• **The problem**
Copy the result of filtering the entries below for lines that include the string "this".

[Page and application data records]
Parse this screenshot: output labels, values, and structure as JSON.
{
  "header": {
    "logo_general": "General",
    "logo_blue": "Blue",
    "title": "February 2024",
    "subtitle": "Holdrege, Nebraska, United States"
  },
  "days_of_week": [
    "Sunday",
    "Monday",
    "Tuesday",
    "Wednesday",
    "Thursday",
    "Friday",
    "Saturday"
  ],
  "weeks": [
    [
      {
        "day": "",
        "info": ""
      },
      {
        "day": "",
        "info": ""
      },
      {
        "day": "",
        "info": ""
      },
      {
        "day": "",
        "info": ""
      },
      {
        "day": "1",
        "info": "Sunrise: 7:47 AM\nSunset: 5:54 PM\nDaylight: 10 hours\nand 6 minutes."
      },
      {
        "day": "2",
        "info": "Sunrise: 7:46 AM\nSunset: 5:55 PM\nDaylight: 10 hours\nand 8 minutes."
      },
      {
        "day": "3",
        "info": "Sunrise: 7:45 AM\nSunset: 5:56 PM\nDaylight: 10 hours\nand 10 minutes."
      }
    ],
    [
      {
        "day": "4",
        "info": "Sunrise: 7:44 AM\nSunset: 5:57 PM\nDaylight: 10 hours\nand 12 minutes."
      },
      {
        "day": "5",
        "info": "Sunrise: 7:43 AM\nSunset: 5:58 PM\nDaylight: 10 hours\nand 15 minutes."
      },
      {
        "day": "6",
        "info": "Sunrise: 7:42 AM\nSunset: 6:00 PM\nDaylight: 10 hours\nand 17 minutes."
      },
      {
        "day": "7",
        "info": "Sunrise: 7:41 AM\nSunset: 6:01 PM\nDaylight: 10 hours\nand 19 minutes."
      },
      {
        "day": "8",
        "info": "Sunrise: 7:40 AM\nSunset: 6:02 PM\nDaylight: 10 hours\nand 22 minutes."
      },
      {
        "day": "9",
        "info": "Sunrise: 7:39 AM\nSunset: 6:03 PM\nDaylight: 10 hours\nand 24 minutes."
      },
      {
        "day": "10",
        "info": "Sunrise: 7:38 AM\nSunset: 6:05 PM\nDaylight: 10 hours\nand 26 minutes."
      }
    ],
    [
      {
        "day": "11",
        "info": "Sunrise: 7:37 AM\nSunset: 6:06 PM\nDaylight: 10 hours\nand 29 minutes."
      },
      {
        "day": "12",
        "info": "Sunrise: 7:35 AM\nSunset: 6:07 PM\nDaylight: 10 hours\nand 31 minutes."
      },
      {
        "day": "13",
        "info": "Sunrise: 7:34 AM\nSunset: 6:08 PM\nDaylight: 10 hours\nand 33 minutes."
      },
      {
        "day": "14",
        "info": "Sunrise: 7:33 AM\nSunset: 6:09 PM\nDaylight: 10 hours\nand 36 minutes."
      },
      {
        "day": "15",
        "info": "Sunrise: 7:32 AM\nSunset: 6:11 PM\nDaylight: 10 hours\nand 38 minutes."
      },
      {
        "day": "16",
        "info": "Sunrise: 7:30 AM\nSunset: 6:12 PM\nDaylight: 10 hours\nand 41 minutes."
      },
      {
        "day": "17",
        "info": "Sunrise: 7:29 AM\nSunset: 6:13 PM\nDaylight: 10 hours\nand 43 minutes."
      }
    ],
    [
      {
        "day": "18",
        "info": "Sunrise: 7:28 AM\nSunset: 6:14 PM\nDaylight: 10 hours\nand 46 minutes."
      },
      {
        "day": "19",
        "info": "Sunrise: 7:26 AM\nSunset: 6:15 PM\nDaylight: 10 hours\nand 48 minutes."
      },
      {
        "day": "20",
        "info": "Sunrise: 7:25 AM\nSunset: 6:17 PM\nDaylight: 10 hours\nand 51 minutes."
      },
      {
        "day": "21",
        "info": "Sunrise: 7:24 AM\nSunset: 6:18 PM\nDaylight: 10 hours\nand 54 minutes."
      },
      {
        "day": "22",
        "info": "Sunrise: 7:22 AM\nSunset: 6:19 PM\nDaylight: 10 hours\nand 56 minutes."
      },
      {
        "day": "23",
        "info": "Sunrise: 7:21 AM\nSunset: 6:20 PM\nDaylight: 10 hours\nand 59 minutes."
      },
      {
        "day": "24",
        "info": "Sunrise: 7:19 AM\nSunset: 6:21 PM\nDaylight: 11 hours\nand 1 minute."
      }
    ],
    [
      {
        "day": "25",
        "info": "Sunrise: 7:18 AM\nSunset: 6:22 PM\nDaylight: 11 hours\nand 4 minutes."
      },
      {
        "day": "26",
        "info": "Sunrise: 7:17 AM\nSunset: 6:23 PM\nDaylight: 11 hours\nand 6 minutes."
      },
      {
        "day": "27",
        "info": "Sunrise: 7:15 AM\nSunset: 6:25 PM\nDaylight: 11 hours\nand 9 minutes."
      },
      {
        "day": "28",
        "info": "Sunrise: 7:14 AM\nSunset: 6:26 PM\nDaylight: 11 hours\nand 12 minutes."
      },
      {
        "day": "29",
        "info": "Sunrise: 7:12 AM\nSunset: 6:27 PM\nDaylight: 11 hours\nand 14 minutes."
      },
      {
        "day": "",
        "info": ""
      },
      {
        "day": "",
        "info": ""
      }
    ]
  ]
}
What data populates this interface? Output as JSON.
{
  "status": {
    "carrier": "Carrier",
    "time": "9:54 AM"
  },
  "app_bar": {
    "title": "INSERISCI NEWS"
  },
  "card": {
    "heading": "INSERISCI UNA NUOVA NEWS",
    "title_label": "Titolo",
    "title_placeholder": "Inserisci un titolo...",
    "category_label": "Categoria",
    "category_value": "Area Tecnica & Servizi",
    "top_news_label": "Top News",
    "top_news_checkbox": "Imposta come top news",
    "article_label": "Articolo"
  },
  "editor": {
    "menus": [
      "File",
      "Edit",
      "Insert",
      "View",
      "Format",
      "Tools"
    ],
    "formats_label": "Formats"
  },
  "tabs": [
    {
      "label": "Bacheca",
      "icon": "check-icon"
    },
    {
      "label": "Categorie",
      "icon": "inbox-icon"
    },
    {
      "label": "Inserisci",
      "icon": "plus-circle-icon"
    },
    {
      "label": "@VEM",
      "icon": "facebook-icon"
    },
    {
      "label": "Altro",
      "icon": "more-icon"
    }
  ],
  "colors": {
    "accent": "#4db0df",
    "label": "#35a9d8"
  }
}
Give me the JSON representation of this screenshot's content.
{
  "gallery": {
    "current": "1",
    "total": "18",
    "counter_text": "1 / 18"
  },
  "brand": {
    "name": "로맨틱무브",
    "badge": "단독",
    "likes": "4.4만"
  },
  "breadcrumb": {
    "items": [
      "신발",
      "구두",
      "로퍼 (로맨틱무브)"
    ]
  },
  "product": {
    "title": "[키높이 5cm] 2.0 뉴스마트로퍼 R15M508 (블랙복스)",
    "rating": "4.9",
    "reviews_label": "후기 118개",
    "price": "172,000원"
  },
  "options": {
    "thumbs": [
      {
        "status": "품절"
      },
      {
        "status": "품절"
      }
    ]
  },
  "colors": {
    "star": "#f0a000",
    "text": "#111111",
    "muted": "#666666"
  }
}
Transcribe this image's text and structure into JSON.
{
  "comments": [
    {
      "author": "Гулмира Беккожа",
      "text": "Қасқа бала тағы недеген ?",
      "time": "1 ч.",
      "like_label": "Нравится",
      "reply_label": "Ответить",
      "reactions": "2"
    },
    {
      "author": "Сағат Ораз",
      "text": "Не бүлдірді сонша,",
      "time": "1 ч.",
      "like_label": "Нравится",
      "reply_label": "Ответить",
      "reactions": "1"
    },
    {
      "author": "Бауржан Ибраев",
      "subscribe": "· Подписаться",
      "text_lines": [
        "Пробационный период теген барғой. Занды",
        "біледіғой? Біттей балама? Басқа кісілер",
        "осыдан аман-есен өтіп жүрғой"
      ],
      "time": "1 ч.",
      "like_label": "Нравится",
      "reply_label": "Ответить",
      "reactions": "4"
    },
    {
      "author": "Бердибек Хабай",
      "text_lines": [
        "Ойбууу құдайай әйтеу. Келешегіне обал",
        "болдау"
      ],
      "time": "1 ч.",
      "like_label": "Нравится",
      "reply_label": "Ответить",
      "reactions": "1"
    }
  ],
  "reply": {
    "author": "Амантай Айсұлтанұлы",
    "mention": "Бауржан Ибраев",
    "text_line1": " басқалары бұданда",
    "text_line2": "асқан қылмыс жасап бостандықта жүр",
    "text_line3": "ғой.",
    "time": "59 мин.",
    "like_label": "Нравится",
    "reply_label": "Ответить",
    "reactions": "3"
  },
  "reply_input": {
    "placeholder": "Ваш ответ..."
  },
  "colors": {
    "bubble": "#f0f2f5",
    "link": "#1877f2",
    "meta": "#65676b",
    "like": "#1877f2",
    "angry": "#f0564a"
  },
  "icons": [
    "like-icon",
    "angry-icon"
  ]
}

• **Reply**
Parse this screenshot: output labels, values, and structure as JSON.
What data populates this interface? Output as JSON.
Give me the JSON representation of this screenshot's content.
Transcribe this image's text and structure into JSON.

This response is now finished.